▸ **Task**
Return the entries below precisely, omitting nothing.
--------------------
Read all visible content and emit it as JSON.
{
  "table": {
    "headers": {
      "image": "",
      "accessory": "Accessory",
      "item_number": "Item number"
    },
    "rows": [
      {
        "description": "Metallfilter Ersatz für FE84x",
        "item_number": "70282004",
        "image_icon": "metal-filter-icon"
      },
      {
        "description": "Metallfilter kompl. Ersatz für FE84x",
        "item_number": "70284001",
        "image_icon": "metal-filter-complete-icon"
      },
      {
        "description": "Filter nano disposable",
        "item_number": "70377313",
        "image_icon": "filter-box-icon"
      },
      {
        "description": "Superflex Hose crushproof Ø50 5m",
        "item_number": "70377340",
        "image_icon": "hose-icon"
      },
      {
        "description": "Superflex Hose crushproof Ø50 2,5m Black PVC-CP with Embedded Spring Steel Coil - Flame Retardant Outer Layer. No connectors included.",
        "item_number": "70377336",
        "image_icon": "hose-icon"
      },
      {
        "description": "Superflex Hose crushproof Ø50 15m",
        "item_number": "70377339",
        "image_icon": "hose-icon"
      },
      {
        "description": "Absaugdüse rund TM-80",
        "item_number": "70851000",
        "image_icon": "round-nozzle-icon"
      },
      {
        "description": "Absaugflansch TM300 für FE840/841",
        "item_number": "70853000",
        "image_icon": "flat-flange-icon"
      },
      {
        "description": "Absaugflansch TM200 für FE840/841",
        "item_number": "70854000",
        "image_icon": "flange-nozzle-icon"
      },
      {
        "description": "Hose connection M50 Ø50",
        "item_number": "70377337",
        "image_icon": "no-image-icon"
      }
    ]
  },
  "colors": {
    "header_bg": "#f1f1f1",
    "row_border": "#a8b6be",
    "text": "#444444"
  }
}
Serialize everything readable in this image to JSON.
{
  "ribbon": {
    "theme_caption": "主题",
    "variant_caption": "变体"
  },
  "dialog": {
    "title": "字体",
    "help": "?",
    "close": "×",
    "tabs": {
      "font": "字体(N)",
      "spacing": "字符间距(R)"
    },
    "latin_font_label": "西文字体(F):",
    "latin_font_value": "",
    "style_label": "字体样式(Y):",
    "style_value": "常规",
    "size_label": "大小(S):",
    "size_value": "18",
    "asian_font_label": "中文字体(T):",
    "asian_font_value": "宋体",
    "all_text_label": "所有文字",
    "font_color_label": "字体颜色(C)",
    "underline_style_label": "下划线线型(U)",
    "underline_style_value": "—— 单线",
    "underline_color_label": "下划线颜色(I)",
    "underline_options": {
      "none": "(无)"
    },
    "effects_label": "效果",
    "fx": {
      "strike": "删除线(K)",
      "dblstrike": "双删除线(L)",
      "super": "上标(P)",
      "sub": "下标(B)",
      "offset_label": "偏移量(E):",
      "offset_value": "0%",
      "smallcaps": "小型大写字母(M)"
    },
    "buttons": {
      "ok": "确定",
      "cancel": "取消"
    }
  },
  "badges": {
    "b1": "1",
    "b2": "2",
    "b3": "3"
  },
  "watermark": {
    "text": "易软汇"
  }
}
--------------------
▸ **Exercise result**
Read all visible content and emit it as JSON.
{
  "table": {
    "headers": {
      "image": "",
      "accessory": "Accessory",
      "item_number": "Item number"
    },
    "rows": [
      {
        "description": "Metallfilter Ersatz für FE84x",
        "item_number": "70282004",
        "image_icon": "metal-filter-icon"
      },
      {
        "description": "Metallfilter kompl. Ersatz für FE84x",
        "item_number": "70284001",
        "image_icon": "metal-filter-complete-icon"
      },
      {
        "description": "Filter nano disposable",
        "item_number": "70377313",
        "image_icon": "filter-box-icon"
      },
      {
        "description": "Superflex Hose crushproof Ø50 5m",
        "item_number": "70377340",
        "image_icon": "hose-icon"
      },
      {
        "description": "Superflex Hose crushproof Ø50 2,5m Black PVC-CP with Embedded Spring Steel Coil - Flame Retardant Outer Layer. No connectors included.",
        "item_number": "70377336",
        "image_icon": "hose-icon"
      },
      {
        "description": "Superflex Hose crushproof Ø50 15m",
        "item_number": "70377339",
        "image_icon": "hose-icon"
      },
      {
        "description": "Absaugdüse rund TM-80",
        "item_number": "70851000",
        "image_icon": "round-nozzle-icon"
      },
      {
        "description": "Absaugflansch TM300 für FE840/841",
        "item_number": "70853000",
        "image_icon": "flat-flange-icon"
      },
      {
        "description": "Absaugflansch TM200 für FE840/841",
        "item_number": "70854000",
        "image_icon": "flange-nozzle-icon"
      },
      {
        "description": "Hose connection M50 Ø50",
        "item_number": "70377337",
        "image_icon": "no-image-icon"
      }
    ]
  },
  "colors": {
    "header_bg": "#f1f1f1",
    "row_border": "#a8b6be",
    "text": "#444444"
  }
}
Serialize everything readable in this image to JSON.
{
  "ribbon": {
    "theme_caption": "主题",
    "variant_caption": "变体"
  },
  "dialog": {
    "title": "字体",
    "help": "?",
    "close": "×",
    "tabs": {
      "font": "字体(N)",
      "spacing": "字符间距(R)"
    },
    "latin_font_label": "西文字体(F):",
    "latin_font_value": "",
    "style_label": "字体样式(Y):",
    "style_value": "常规",
    "size_label": "大小(S):",
    "size_value": "18",
    "asian_font_label": "中文字体(T):",
    "asian_font_value": "宋体",
    "all_text_label": "所有文字",
    "font_color_label": "字体颜色(C)",
    "underline_style_label": "下划线线型(U)",
    "underline_style_value": "—— 单线",
    "underline_color_label": "下划线颜色(I)",
    "underline_options": {
      "none": "(无)"
    },
    "effects_label": "效果",
    "fx": {
      "strike": "删除线(K)",
      "dblstrike": "双删除线(L)",
      "super": "上标(P)",
      "sub": "下标(B)",
      "offset_label": "偏移量(E):",
      "offset_value": "0%",
      "smallcaps": "小型大写字母(M)"
    },
    "buttons": {
      "ok": "确定",
      "cancel": "取消"
    }
  },
  "badges": {
    "b1": "1",
    "b2": "2",
    "b3": "3"
  },
  "watermark": {
    "text": "易软汇"
  }
}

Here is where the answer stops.